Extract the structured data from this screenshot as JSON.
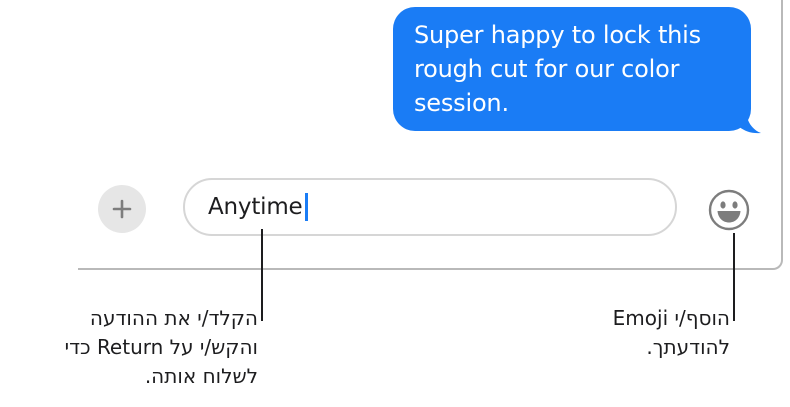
{
  "conversation": {
    "sent_message_lines": [
      "Super happy to lock this",
      "rough cut for our color",
      "session."
    ],
    "bubble_color": "#1a7cf5"
  },
  "composer": {
    "plus_icon": "plus-icon",
    "input_value": "Anytime",
    "emoji_icon": "smiley-face-icon"
  },
  "callouts": {
    "type_message_lines": [
      "הקלד/י את ההודעה",
      "והקש/י על Return כדי",
      "לשלוח אותה."
    ],
    "add_emoji_lines": [
      "הוסף/י Emoji",
      "להודעתך."
    ]
  }
}
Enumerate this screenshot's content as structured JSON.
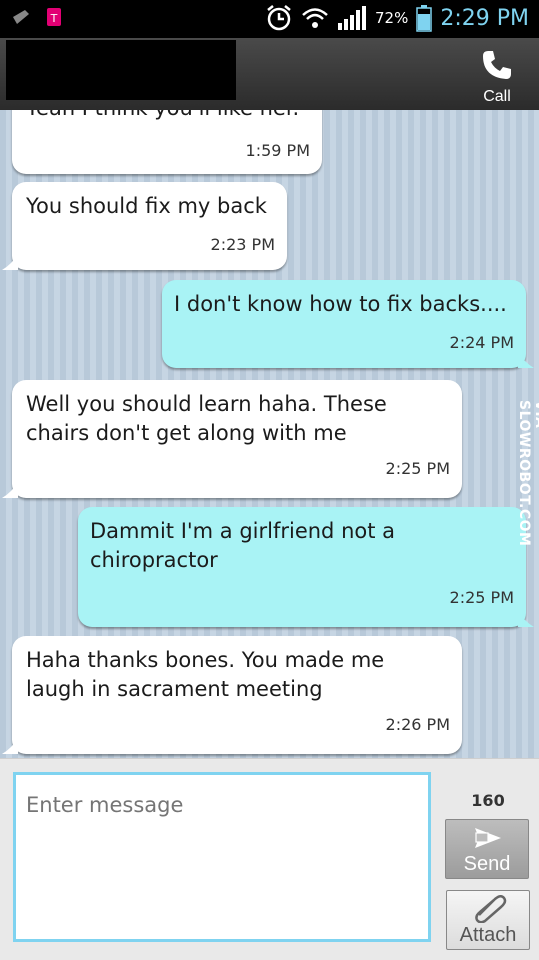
{
  "status": {
    "battery": "72%",
    "time": "2:29 PM"
  },
  "header": {
    "call_label": "Call"
  },
  "messages": [
    {
      "dir": "in",
      "lines": [
        "Yeah I think you'll like her."
      ],
      "time": "1:59 PM"
    },
    {
      "dir": "in",
      "lines": [
        "You should fix my back"
      ],
      "time": "2:23 PM"
    },
    {
      "dir": "out",
      "lines": [
        "I don't know how to fix backs...."
      ],
      "time": "2:24 PM"
    },
    {
      "dir": "in",
      "lines": [
        "Well you should learn haha. These",
        "chairs don't get along with me"
      ],
      "time": "2:25 PM"
    },
    {
      "dir": "out",
      "lines": [
        "Dammit I'm a girlfriend not a",
        "chiropractor"
      ],
      "time": "2:25 PM"
    },
    {
      "dir": "in",
      "lines": [
        "Haha thanks bones. You made me",
        "laugh in sacrament meeting"
      ],
      "time": "2:26 PM"
    }
  ],
  "watermark": "VIA SLOWROBOT.COM",
  "composer": {
    "placeholder": "Enter message",
    "counter": "160",
    "send_label": "Send",
    "attach_label": "Attach"
  },
  "colors": {
    "incoming_bubble": "#ffffff",
    "outgoing_bubble": "#a9f3f5",
    "accent": "#7fd3f0"
  }
}
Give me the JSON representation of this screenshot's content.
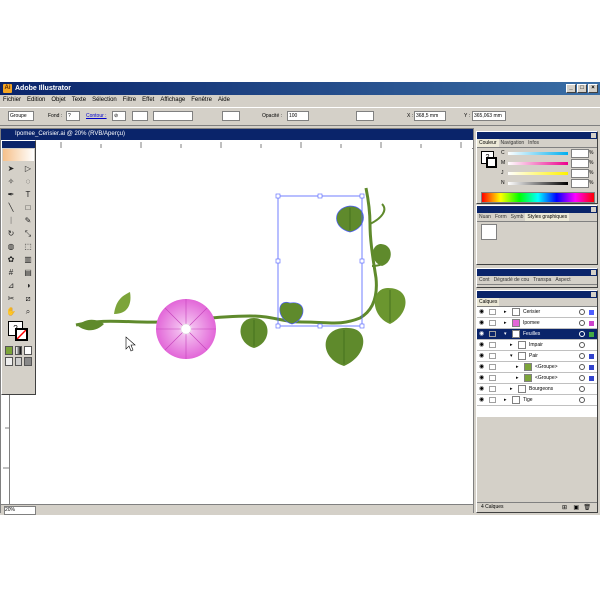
{
  "window": {
    "title": "Adobe Illustrator"
  },
  "menu": [
    "Fichier",
    "Edition",
    "Objet",
    "Texte",
    "Sélection",
    "Filtre",
    "Effet",
    "Affichage",
    "Fenêtre",
    "Aide"
  ],
  "control": {
    "selection_type": "Groupe",
    "fill_label": "Fond :",
    "stroke_label": "Contour :",
    "opacity_label": "Opacité :",
    "opacity_value": "100",
    "x_label": "X :",
    "x_value": "368,5 mm",
    "y_label": "Y :",
    "y_value": "365,063 mm"
  },
  "document": {
    "title": "Ipomee_Cerisier.ai @ 20% (RVB/Aperçu)",
    "zoom": "20%"
  },
  "color_panel": {
    "tabs": [
      "Couleur",
      "Navigation",
      "Infos"
    ],
    "channels": [
      "C",
      "M",
      "J",
      "N"
    ],
    "unit": "%"
  },
  "style_panel": {
    "tabs": [
      "Nuan",
      "Form",
      "Symb",
      "Styles graphiques"
    ]
  },
  "appearance_panel": {
    "tabs": [
      "Cont",
      "Dégradé de cou",
      "Transpa",
      "Aspect"
    ]
  },
  "layers_panel": {
    "tabs": [
      "Calques"
    ],
    "rows": [
      {
        "label": "Cerisier",
        "indent": 0,
        "color": "#4f5fff"
      },
      {
        "label": "Ipomee",
        "indent": 0,
        "color": "#cc44cc"
      },
      {
        "label": "Feuilles",
        "indent": 0,
        "color": "#44aa44",
        "selected": true
      },
      {
        "label": "Impair",
        "indent": 1,
        "color": "#44aa44"
      },
      {
        "label": "Pair",
        "indent": 1,
        "color": "#44aa44"
      },
      {
        "label": "<Groupe>",
        "indent": 2,
        "color": "#3344cc"
      },
      {
        "label": "<Groupe>",
        "indent": 2,
        "color": "#3344cc"
      },
      {
        "label": "Bourgeons",
        "indent": 1,
        "color": "#44aa44"
      },
      {
        "label": "Tige",
        "indent": 0,
        "color": "#44aa44"
      }
    ],
    "footer": "4 Calques"
  },
  "colors": {
    "leaf": "#5f8a2c",
    "leaf_dark": "#3f6b1c",
    "flower": "#e266d8",
    "selection": "#4f5fff"
  }
}
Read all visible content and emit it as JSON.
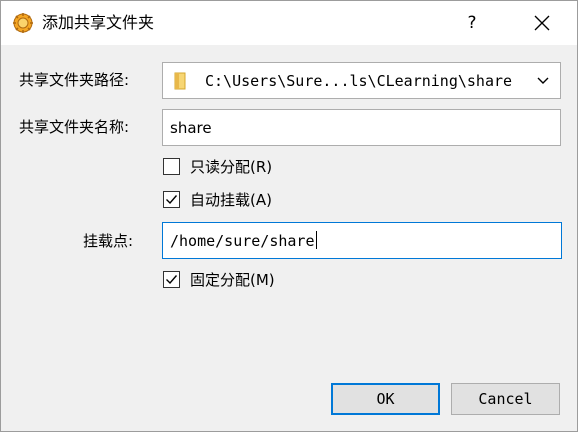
{
  "window": {
    "title": "添加共享文件夹",
    "help_glyph": "?",
    "icon": "virtualbox-app-icon"
  },
  "form": {
    "path_label": "共享文件夹路径:",
    "path_value": "C:\\Users\\Sure...ls\\CLearning\\share",
    "name_label": "共享文件夹名称:",
    "name_value": "share",
    "readonly": {
      "label": "只读分配(R)",
      "checked": false
    },
    "automount": {
      "label": "自动挂载(A)",
      "checked": true
    },
    "mountpoint_label": "挂载点:",
    "mountpoint_value": "/home/sure/share",
    "permanent": {
      "label": "固定分配(M)",
      "checked": true
    }
  },
  "buttons": {
    "ok": "OK",
    "cancel": "Cancel"
  },
  "colors": {
    "accent": "#0078d7",
    "background": "#f0f0f0",
    "titlebar": "#ffffff"
  }
}
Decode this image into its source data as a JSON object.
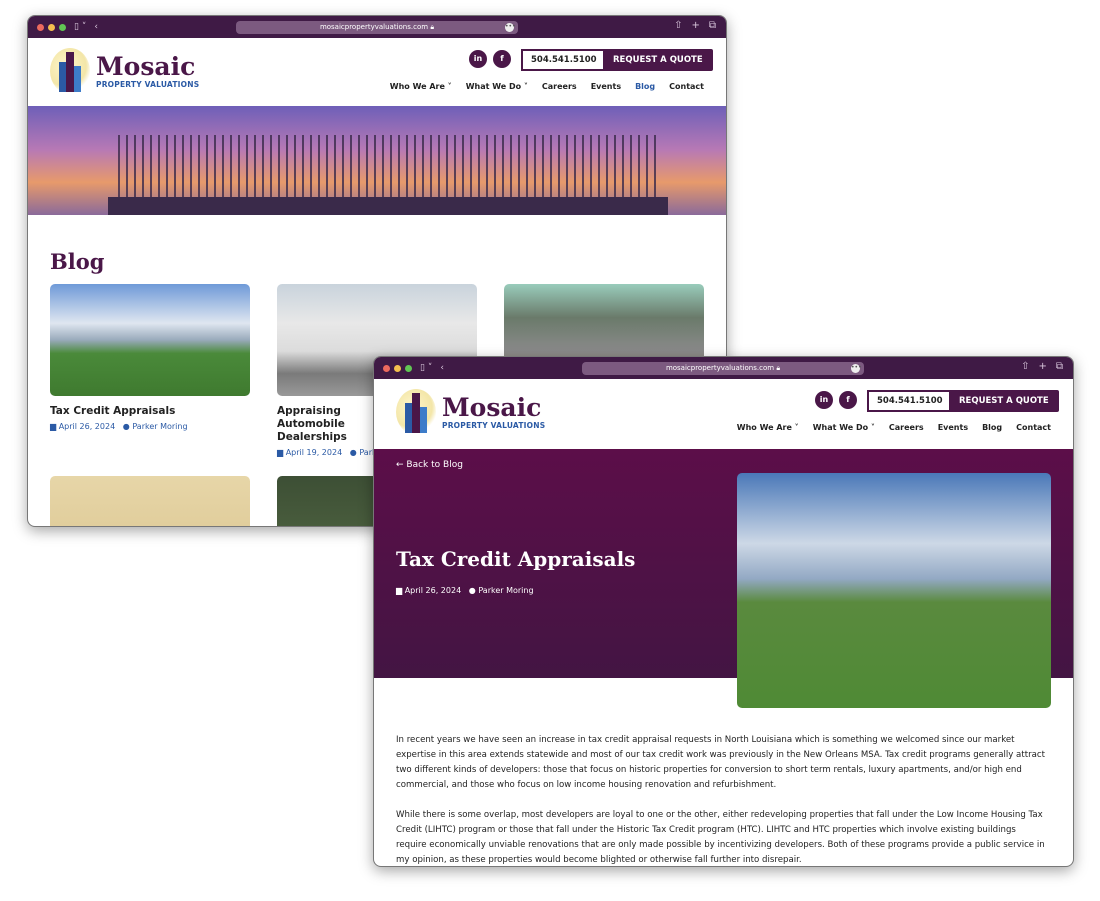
{
  "browser": {
    "url": "mosaicpropertyvaluations.com"
  },
  "brand": {
    "name": "Mosaic",
    "tagline": "PROPERTY VALUATIONS",
    "primary_color": "#4a1748",
    "link_color": "#2b5aa5"
  },
  "header": {
    "phone": "504.541.5100",
    "quote_button": "REQUEST A QUOTE",
    "social": [
      "linkedin-icon",
      "facebook-icon"
    ],
    "nav": [
      "Who We Are",
      "What We Do",
      "Careers",
      "Events",
      "Blog",
      "Contact"
    ]
  },
  "blog_page": {
    "title": "Blog",
    "cards": [
      {
        "title": "Tax Credit Appraisals",
        "date": "April 26, 2024",
        "author": "Parker Moring"
      },
      {
        "title": "Appraising Automobile Dealerships",
        "date": "April 19, 2024",
        "author": "Parker Moring"
      },
      {
        "title": "",
        "date": "",
        "author": ""
      }
    ]
  },
  "post_page": {
    "back_link": "Back to Blog",
    "title": "Tax Credit Appraisals",
    "date": "April 26, 2024",
    "author": "Parker Moring",
    "paragraphs": [
      "In recent years we have seen an increase in tax credit appraisal requests in North Louisiana which is something we welcomed since our market expertise in this area extends statewide and most of our tax credit work was previously in the New Orleans MSA. Tax credit programs generally attract two different kinds of developers: those that focus on historic properties for conversion to short term rentals, luxury apartments, and/or high end commercial, and those who focus on low income housing renovation and refurbishment.",
      "While there is some overlap, most developers are loyal to one or the other, either redeveloping properties that fall under the Low Income Housing Tax Credit (LIHTC) program or those that fall under the Historic Tax Credit program (HTC). LIHTC and HTC properties which involve existing buildings require economically unviable renovations that are only made possible by incentivizing developers. Both of these programs provide a public service in my opinion, as these properties would become blighted or otherwise fall further into disrepair."
    ]
  }
}
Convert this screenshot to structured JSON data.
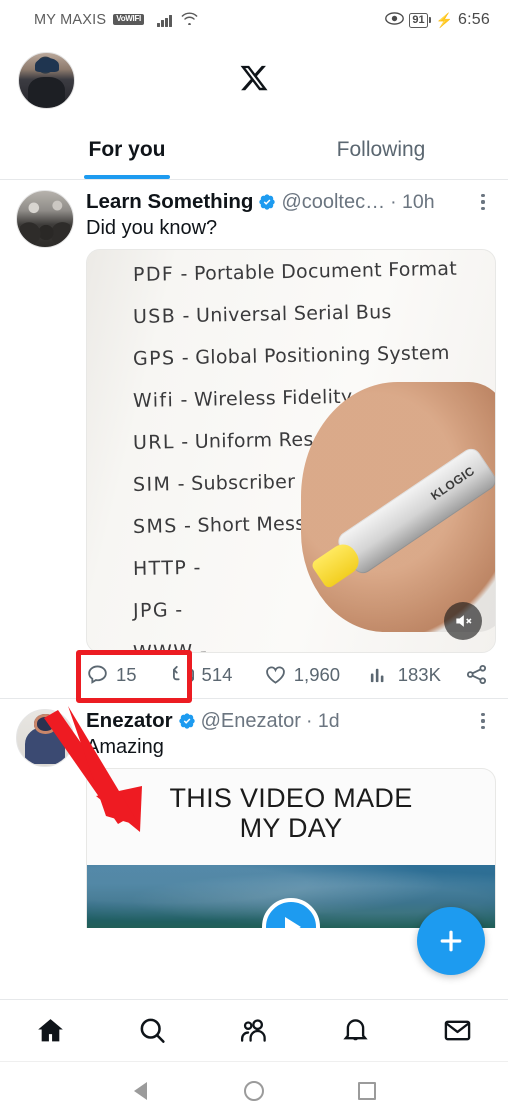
{
  "status_bar": {
    "carrier": "MY MAXIS",
    "network_badge": "VoWIFI",
    "signal_icon": "signal-bars-icon",
    "wifi_icon": "wifi-icon",
    "eye_icon": "eye-icon",
    "battery_level": "91",
    "charging_icon": "charging-bolt-icon",
    "time": "6:56"
  },
  "header": {
    "avatar_alt": "profile-avatar",
    "logo": "x-logo"
  },
  "tabs": [
    {
      "label": "For you",
      "active": true
    },
    {
      "label": "Following",
      "active": false
    }
  ],
  "tweets": [
    {
      "author": "Learn Something",
      "verified": true,
      "handle": "@cooltec…",
      "time": "· 10h",
      "text": "Did you know?",
      "media": {
        "type": "video",
        "muted": true,
        "lines": [
          {
            "abbr": "PDF",
            "meaning": "Portable Document Format"
          },
          {
            "abbr": "USB",
            "meaning": "Universal Serial Bus"
          },
          {
            "abbr": "GPS",
            "meaning": "Global Positioning System"
          },
          {
            "abbr": "Wifi",
            "meaning": "Wireless Fidelity"
          },
          {
            "abbr": "URL",
            "meaning": "Uniform Resource Locator"
          },
          {
            "abbr": "SIM",
            "meaning": "Subscriber Identity Module"
          },
          {
            "abbr": "SMS",
            "meaning": "Short Message S"
          },
          {
            "abbr": "HTTP",
            "meaning": ""
          },
          {
            "abbr": "JPG",
            "meaning": ""
          },
          {
            "abbr": "WWW",
            "meaning": ""
          }
        ],
        "pen_brand": "KLOGIC"
      },
      "actions": {
        "reply": "15",
        "repost": "514",
        "like": "1,960",
        "views": "183K",
        "share": ""
      }
    },
    {
      "author": "Enezator",
      "verified": true,
      "handle": "@Enezator",
      "time": "· 1d",
      "text": "Amazing",
      "media": {
        "type": "video",
        "title_line1": "THIS VIDEO MADE",
        "title_line2": "MY DAY"
      }
    }
  ],
  "annotation": {
    "arrow": "red-arrow-annotation",
    "highlight_target": "reply-count",
    "color": "#ec1c22"
  },
  "compose": {
    "icon": "plus-icon",
    "color": "#1d9bf0"
  },
  "bottom_nav": [
    {
      "name": "home",
      "icon": "home-icon",
      "active": true
    },
    {
      "name": "search",
      "icon": "search-icon",
      "active": false
    },
    {
      "name": "communities",
      "icon": "communities-icon",
      "active": false
    },
    {
      "name": "notifications",
      "icon": "bell-icon",
      "active": false
    },
    {
      "name": "messages",
      "icon": "envelope-icon",
      "active": false
    }
  ],
  "android_nav": [
    {
      "name": "back",
      "icon": "triangle-back-icon"
    },
    {
      "name": "home",
      "icon": "circle-home-icon"
    },
    {
      "name": "recents",
      "icon": "square-recents-icon"
    }
  ]
}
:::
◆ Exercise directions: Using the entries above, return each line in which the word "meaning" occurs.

◆ Answer to this problem:
            "meaning": "Portable Document Format"
            "meaning": "Universal Serial Bus"
            "meaning": "Global Positioning System"
            "meaning": "Wireless Fidelity"
            "meaning": "Uniform Resource Locator"
            "meaning": "Subscriber Identity Module"
            "meaning": "Short Message S"
            "meaning": ""
            "meaning": ""
            "meaning": ""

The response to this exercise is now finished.